  • mobile polling was conducted for the first time in the Torres Strait. A total of 14 Torres Strait Islands were visited by mobile teams using two helicopters and a boat.

In New South Wales:

  • creeping flood waters from the Darling River created wet, rough and dangerous conditions for remote mobile polling teams. Despite the flood waters two teams managed to travel almost 3 000 kilometres over a seven day period to visit all 38 of the planned localities netting 74 ordinary votes and 15 declaration votes. Two other teams stationed at Coombah and Mount Hope took 29 ordinary votes and 3 declaration votes.

Antarctic voting

Being stationed at one of the most remote locations in the world did not prevent electors at Australia's three permanent research bases in the Antarctic, Mawson, Casey, and Davis, and on Macquarie Island, from voting.

At this election there were 228 eligible Australian voters living in the Antarctic.

Ballot papers were faxed to Antarctica from the AEC's Hobart office.

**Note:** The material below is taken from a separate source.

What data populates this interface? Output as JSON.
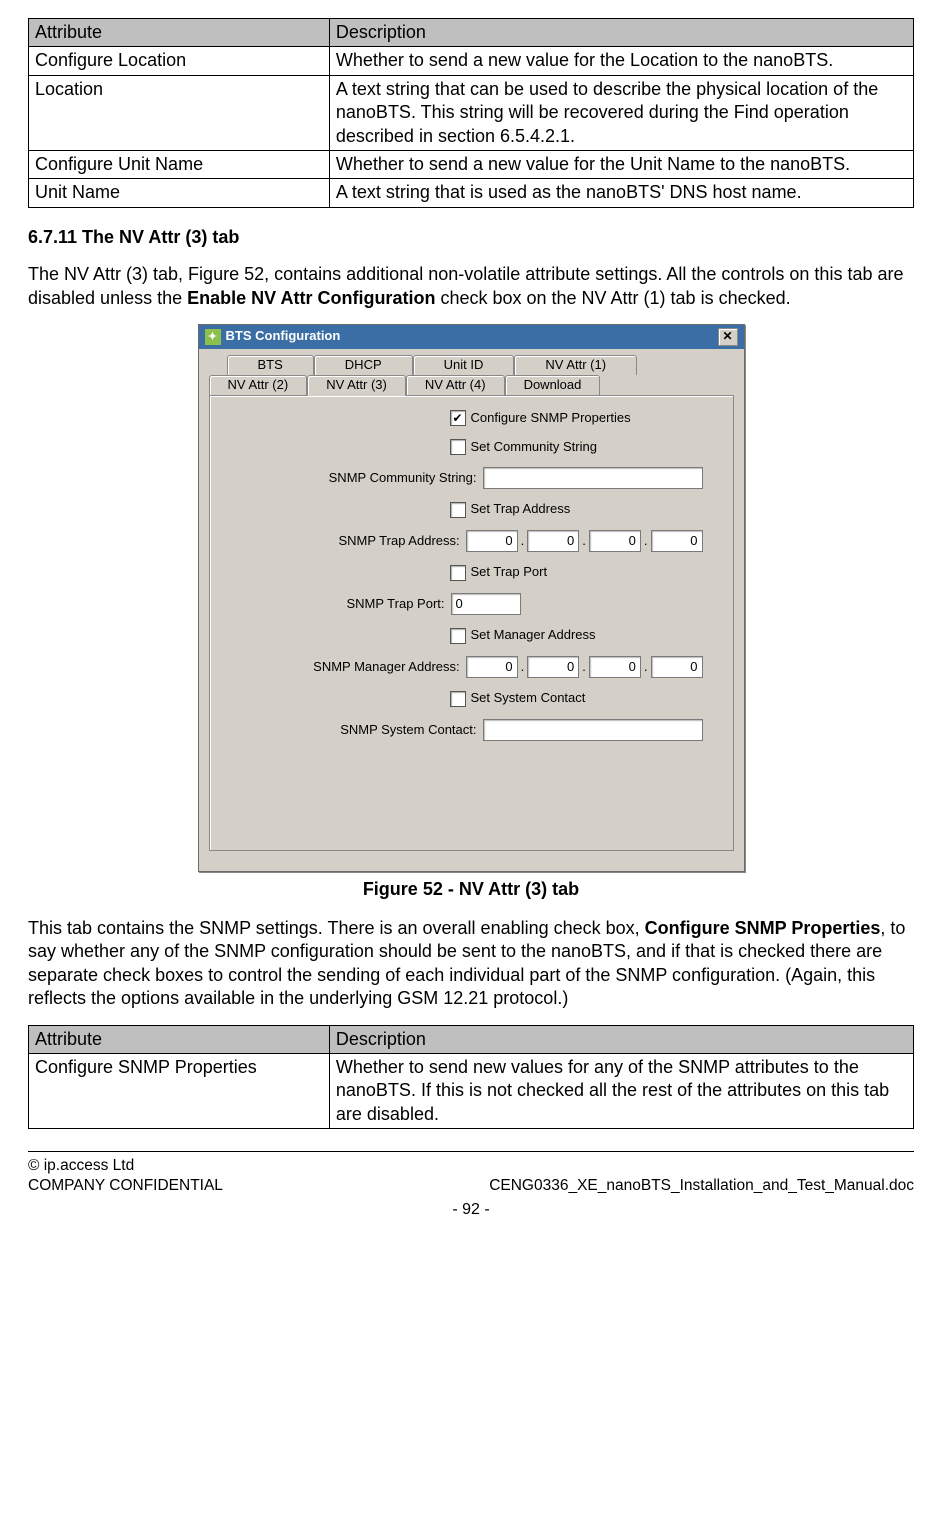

At each base an Antarctic Returning Officer (ARO) was appointed from the staff and a polling place was set up on polling day. Voting facilities were also provided to two Antarctic supply ships, Aurora Australis and Polar Bird.

After the close of polls each ARO telephoned the votes through to the AEO for Tasmania. The ARO provided details of how each elector voted. The AEO for Tasmania recorded the voting details onto normal ballot papers and despatched them to the electors' home divisions. The originals filled out by Antarctic electors were packaged up and returned to Hobart on the first available supply ship.

At this election 217 votes were recorded in the Antarctic (compared with 104 in 1993).

Voting is not compulsory for Antarctic electors because the secrecy of the vote cannot be assured due to the process used to transmit the results.

Number of ordinary polling places 7865
Number of mobile teams who visited special hospitals 475
Number of locations visited 2124
Number of mobile teams who visited remote outback locations 46
Number of locations visited 346
Number of mobile teams who visited prisons 22
Number of locations visited 42
Number of pre-poll voting centres 330
Number of overseas polling places 99

Polling equipment

Since 1987 the AEC has used cardboard polling equipment (ballot boxes, voting screens etc.) manufactured from recycled materials to furnish each polling place. This amounts to almost 200 000 separate pieces of equipment consuming approximately 450 tonnes of cardboard. All equipment is recycled after polling day.

The AEC engaged a new contractor for the production of the cardboard equipment for the 1996 federal election saving $0.5m.

Cardboard equipment
Ballot boxes (large) 18 100
(small) 18 600
Voting screens (large) 120 000
(tabletop) 16 000
Queue equipment 9 050
Litter bins 11 700
Tables 4 830